By Rob Hoskins
Many of us are busy. So much so that we rush from one thing to the next having failed to stop and assess whether or not our thoughts and beliefs match the current reality. As the president of an international children’s ministry, I am constantly bombarded by statistics and facts and challenged by the perspectives and paradigms of others.
Over the last several years, our team here at OneHope has dived into understanding one of the fastest-growing areas of needs in the U.S.—the role of the Church in rural America. Here are the three most common misconceptions that have emerged from our research and conversations, with a takeaway that helped me reframe my perspective on this fast-emerging ministry space:
Misconception #1: Rural America is homogenous in place, people, and thought.
The media, especially post- election, stereotypes rural America as an easily identified place populated by a set of like-minded people. Summing up their sensibilities in a 30-second sound bite is grossly oversimplified and typically unflattering.

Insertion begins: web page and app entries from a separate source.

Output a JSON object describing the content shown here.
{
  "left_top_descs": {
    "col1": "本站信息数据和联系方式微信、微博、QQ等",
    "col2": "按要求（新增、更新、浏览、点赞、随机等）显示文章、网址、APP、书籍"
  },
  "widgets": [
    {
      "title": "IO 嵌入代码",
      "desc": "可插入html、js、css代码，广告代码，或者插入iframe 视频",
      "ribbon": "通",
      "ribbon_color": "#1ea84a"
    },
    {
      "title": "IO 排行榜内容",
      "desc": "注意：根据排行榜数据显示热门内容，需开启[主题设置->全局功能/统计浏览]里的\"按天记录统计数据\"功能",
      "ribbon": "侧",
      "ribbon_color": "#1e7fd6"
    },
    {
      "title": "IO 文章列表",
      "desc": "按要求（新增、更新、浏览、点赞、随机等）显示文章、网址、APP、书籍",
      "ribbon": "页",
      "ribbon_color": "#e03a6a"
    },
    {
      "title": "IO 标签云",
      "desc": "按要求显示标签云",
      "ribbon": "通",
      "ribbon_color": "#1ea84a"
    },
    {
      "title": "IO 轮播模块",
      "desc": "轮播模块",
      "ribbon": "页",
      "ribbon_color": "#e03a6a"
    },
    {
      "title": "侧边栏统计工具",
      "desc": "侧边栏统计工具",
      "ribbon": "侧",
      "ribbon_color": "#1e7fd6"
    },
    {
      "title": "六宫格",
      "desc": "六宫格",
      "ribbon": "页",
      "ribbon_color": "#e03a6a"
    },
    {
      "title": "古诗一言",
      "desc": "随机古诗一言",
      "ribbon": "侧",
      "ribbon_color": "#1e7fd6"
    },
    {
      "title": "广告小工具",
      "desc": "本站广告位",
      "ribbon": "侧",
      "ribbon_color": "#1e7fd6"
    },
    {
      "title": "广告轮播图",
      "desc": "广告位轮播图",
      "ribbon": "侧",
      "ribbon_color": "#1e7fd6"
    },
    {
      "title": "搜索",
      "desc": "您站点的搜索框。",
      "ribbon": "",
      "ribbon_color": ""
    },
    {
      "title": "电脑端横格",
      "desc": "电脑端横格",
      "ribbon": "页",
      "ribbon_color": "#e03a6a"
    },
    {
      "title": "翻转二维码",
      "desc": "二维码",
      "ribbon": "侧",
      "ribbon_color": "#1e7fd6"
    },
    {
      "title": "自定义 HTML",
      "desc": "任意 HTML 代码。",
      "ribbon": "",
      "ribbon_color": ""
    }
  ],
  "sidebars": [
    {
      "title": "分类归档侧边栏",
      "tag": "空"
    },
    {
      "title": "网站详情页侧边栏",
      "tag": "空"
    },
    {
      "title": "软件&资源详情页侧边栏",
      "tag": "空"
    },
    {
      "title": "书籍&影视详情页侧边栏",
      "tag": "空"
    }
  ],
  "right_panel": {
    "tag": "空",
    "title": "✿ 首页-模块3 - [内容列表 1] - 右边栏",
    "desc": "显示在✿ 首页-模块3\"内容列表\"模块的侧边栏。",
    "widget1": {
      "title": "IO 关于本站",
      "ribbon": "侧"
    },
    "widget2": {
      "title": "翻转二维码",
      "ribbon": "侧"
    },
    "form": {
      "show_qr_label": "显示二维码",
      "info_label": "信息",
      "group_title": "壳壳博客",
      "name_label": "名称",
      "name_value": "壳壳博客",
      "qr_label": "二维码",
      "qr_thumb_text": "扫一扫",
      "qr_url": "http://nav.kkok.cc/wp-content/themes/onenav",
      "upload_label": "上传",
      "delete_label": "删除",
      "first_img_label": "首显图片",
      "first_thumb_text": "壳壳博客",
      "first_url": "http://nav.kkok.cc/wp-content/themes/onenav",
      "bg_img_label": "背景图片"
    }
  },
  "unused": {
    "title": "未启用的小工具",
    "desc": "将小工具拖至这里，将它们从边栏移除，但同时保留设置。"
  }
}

Yet the rural American reality is highly nuanced. Fifteen percent of Americans live on 72% of the land. The vastness of the geography alone multiplies the realities and identities of the people who live there. The complexity and diversity of rural areas requires an acute understanding of the cultural heterogeneity of its residents as well as the disparate economic, political, environmental, and historical influences that shape them.

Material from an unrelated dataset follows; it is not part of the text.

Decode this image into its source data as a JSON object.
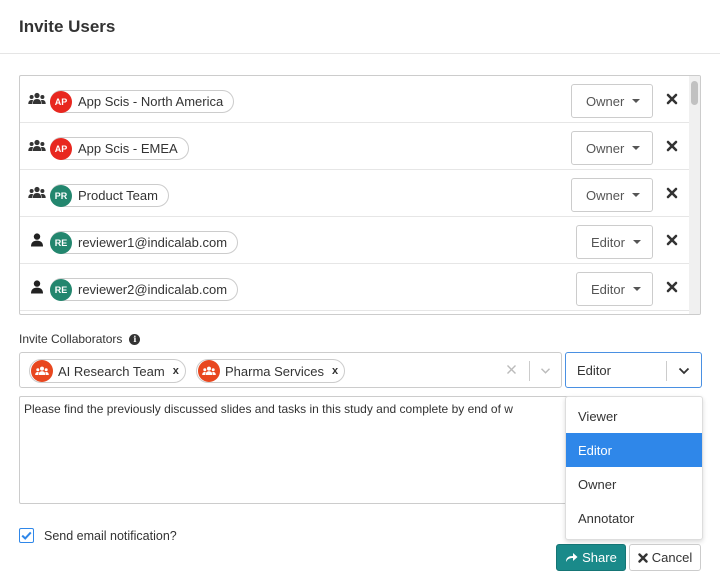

There are stark differences among rural sections of America. In some parts of the country, scenic rural counties are retirement and vacation destinations—a strange blend of abundant wealth and abject poverty where industrialism is giving way to the service industry. But rural counties in America’s “breadbasket” tend to be more static communities that are remote and isolated. Most are marked by dwindling resources with higher unemployment and poverty rates per capita than most cities.
Many rural counties are also home to multiple ethnicities. Hispanics comprise approximately 9.3% of the rural population, and African Americans account for just over 8%. Rural ethnic diversity also tends to be clustered geographically. Areas in the southwest U.S. have higher numbers of Hispanics, and the southeast is home to greater concentrations of African Americans. It might surprise you to find out that in some rural counties these ethnic populations are considerably higher than their overall national average!
Takeaway #1: You must understand rural America one community at a time.
Misconception #2: Rural America = God’s Country.
Another misconception about rural America is the belief that it is “God’s country,” meaning this is where churches and “the churched” live and thrive. It is the land of Norman Rockwell and Mayberry R.F.D.’s simple life underpinned by Christian values. This is the idyllic picture many of us historically, and to this day, hold of rural America.
In some rural contexts, a higher percentage of people believe in the Bible and are affiliated with a church than the national average, but it is also true that the number of people who attend church across much of rural America is dropping rapidly. In some rural counties, as much as 75% of the population do not attend a church.
Eye-opening statistics like increasing rates of drug addiction and unemployment, poor educational outcomes, and low healthcare indicators force us away from a simplified idyllic view of rural America. It would be a disservice to ourselves and to these communities to cling to broad and outdated characterizations that do not stand up under scrutiny.
Takeaway #2: The Church in much of rural America, though still respected, has lost its influence.
Misconception #3: Rural America doesn’t need another church.
The picturesque steeple of a white-painted church is often presented as a defining feature of small-town America. The church looms large on a landscape that doesn’t include skyscrapers or even three-story buildings. But the physical presence of a church and its spiritual impact are not the same thing.
There may be places in rural America that do not need another steeple, but stand in want of spiritual awakening. If revival and spiritual growth aren’t happening within existing churches, who will take the lead? Churches may need to be revitalized or new ones planted that have a missional view and strategy to reach their communities. The need is great, but so is the opportunity. Of course there are many wonderful life-giving churches in rural America today. But are there enough? Is there one in every community?
Takeaway #3: Life-giving churches are needed in every community in rural America.
There is a growing awareness of both the needs and opportunities for those who feel called to minister in rural areas. Stay tuned to this blog in the weeks to come for more resources and tools to learn about the current state of rural church planting and how to reach the diversity of communities that exist.